REQUIREMENT: The lines to copy are those in the listing below that contain the word "Choice".

PROVIDED RECORDS:

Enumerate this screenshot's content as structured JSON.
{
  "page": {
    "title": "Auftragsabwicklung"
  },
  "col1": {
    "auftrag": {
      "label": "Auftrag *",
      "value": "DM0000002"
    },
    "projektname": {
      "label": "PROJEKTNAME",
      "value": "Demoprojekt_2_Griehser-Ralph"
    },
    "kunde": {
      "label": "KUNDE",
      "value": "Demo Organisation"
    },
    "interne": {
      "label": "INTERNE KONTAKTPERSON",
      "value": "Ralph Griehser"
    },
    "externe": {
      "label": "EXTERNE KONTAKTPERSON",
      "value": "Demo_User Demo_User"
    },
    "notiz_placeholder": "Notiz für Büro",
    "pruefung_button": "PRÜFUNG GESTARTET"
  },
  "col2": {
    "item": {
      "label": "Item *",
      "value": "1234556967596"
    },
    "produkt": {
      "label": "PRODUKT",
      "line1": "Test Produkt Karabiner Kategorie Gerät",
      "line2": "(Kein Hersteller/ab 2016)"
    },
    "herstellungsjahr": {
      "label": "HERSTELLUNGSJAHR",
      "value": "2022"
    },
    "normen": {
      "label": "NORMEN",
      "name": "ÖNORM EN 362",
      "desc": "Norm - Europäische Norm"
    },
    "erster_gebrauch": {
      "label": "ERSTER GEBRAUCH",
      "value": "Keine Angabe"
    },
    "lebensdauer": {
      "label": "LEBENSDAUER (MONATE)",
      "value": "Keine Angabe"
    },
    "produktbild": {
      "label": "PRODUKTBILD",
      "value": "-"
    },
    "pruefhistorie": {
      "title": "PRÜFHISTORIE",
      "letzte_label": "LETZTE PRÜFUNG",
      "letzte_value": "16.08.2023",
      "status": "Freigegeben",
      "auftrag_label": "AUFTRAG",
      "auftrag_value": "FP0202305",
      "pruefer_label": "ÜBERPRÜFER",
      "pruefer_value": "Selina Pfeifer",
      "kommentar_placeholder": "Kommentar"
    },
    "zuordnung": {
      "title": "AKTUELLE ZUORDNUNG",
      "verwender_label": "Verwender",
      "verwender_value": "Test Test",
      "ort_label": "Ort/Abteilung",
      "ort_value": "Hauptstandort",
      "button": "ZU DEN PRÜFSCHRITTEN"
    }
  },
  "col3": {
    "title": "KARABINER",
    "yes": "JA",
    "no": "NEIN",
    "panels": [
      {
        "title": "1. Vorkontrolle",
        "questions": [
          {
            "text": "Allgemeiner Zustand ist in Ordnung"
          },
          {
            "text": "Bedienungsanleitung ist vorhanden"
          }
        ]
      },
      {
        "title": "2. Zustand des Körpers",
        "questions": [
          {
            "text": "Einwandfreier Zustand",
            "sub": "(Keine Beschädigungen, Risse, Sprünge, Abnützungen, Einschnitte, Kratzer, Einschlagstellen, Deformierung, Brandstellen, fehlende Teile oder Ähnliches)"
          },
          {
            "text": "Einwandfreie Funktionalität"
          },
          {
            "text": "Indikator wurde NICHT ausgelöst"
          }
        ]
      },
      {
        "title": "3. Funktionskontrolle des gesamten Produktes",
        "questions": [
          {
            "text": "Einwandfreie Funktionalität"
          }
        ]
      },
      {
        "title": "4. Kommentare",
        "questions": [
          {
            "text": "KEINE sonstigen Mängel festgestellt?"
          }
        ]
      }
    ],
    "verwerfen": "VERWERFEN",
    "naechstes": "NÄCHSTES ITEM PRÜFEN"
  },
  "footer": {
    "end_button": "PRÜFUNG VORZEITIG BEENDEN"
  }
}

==

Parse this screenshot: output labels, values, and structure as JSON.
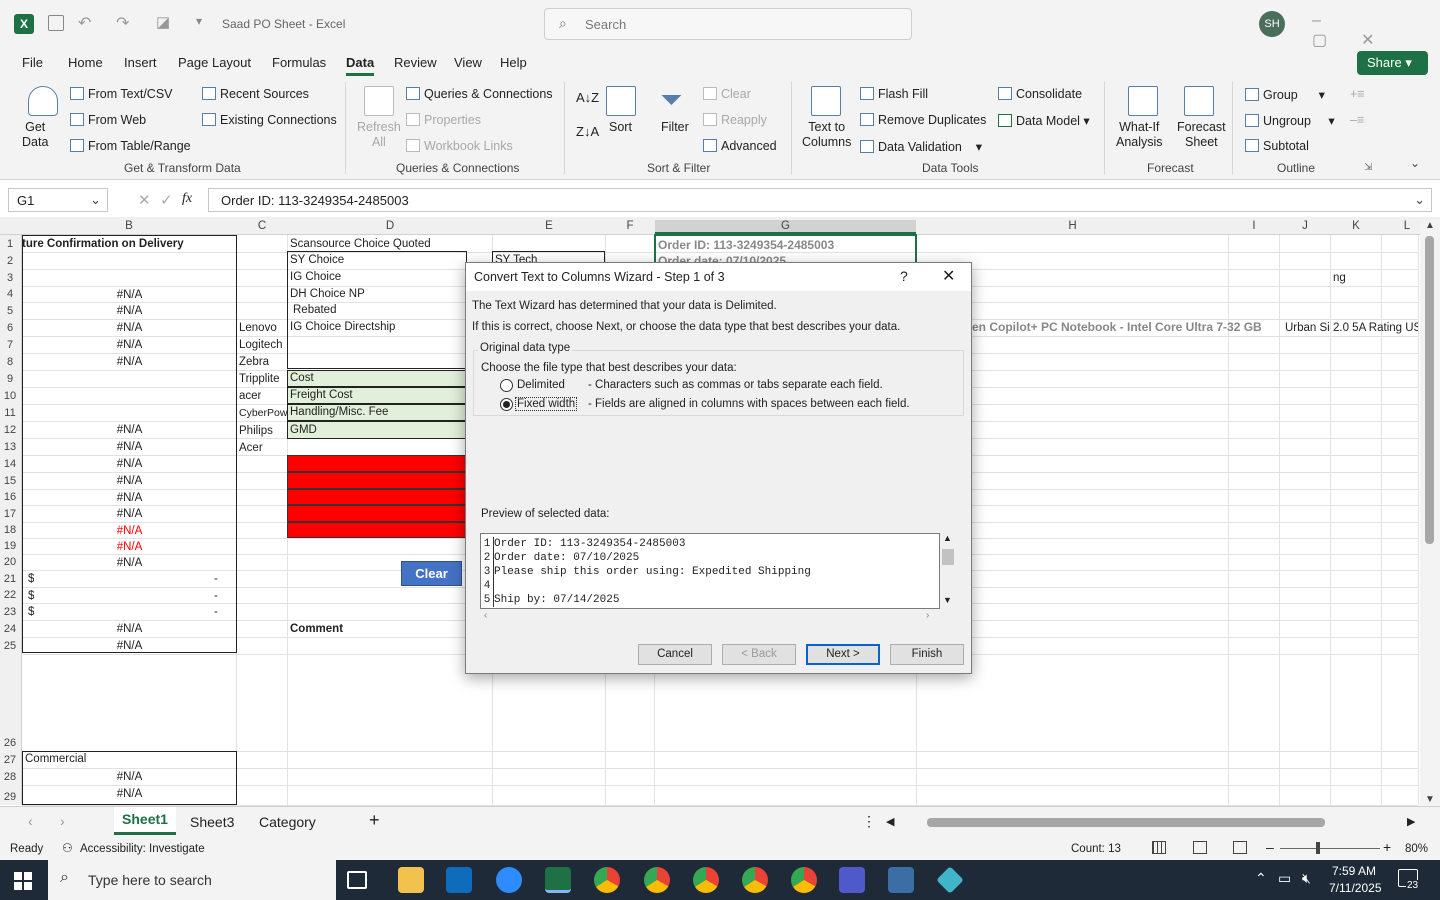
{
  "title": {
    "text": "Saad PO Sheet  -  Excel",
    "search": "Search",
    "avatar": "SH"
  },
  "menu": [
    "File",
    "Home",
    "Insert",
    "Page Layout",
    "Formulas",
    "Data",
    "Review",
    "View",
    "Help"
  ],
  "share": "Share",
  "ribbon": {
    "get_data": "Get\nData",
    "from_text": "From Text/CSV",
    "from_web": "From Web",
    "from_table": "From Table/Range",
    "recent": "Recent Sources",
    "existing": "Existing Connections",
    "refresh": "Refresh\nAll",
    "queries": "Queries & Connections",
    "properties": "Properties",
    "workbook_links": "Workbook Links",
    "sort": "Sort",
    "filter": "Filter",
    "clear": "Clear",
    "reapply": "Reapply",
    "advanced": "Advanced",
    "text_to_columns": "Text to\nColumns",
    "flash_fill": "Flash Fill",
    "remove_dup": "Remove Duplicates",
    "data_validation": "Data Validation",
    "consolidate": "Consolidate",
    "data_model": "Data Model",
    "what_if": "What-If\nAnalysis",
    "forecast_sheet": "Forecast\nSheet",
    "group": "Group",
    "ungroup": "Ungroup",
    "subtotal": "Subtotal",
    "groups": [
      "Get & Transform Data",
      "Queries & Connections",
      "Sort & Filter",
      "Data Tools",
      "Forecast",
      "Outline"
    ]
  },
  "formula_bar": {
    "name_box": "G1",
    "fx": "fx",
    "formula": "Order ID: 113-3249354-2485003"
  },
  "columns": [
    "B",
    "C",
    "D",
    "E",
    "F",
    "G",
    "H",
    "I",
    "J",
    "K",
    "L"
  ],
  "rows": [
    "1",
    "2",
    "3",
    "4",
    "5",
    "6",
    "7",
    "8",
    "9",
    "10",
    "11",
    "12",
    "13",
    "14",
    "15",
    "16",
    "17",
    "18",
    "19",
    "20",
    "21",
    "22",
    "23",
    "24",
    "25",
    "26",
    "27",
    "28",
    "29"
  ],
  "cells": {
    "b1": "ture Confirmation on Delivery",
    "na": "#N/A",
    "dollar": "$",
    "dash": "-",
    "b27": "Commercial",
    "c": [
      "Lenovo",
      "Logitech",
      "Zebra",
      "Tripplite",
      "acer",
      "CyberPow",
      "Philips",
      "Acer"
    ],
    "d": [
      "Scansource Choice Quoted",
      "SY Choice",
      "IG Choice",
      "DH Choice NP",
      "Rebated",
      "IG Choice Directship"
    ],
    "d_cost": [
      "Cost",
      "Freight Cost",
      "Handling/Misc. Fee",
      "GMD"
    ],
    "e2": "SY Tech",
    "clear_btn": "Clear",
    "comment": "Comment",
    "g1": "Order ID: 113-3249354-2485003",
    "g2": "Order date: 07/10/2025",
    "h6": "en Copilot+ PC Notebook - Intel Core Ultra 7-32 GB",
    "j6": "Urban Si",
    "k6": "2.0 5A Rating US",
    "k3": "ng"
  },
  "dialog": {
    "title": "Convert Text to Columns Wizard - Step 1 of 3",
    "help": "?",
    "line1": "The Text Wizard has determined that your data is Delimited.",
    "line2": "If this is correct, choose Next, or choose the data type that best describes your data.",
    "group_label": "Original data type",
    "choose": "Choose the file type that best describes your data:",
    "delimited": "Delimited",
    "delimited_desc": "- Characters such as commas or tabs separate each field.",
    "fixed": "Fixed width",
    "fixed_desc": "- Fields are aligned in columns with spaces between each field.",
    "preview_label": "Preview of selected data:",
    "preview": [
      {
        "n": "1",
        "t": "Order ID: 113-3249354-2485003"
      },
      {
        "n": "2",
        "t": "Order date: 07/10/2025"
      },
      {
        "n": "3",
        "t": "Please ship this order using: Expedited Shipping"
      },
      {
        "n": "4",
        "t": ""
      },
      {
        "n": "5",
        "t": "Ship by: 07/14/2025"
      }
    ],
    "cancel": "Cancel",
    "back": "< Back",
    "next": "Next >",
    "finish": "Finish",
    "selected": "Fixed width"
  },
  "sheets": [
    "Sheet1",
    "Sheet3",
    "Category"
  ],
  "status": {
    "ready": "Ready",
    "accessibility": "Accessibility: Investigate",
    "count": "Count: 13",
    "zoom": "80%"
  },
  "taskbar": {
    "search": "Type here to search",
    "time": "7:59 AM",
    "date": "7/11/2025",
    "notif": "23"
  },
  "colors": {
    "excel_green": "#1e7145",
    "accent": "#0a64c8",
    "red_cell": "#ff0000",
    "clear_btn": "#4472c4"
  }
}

SOLVED EXERCISE:
      "Scansource Choice Quoted",
      "SY Choice",
      "IG Choice",
      "DH Choice NP",
      "IG Choice Directship"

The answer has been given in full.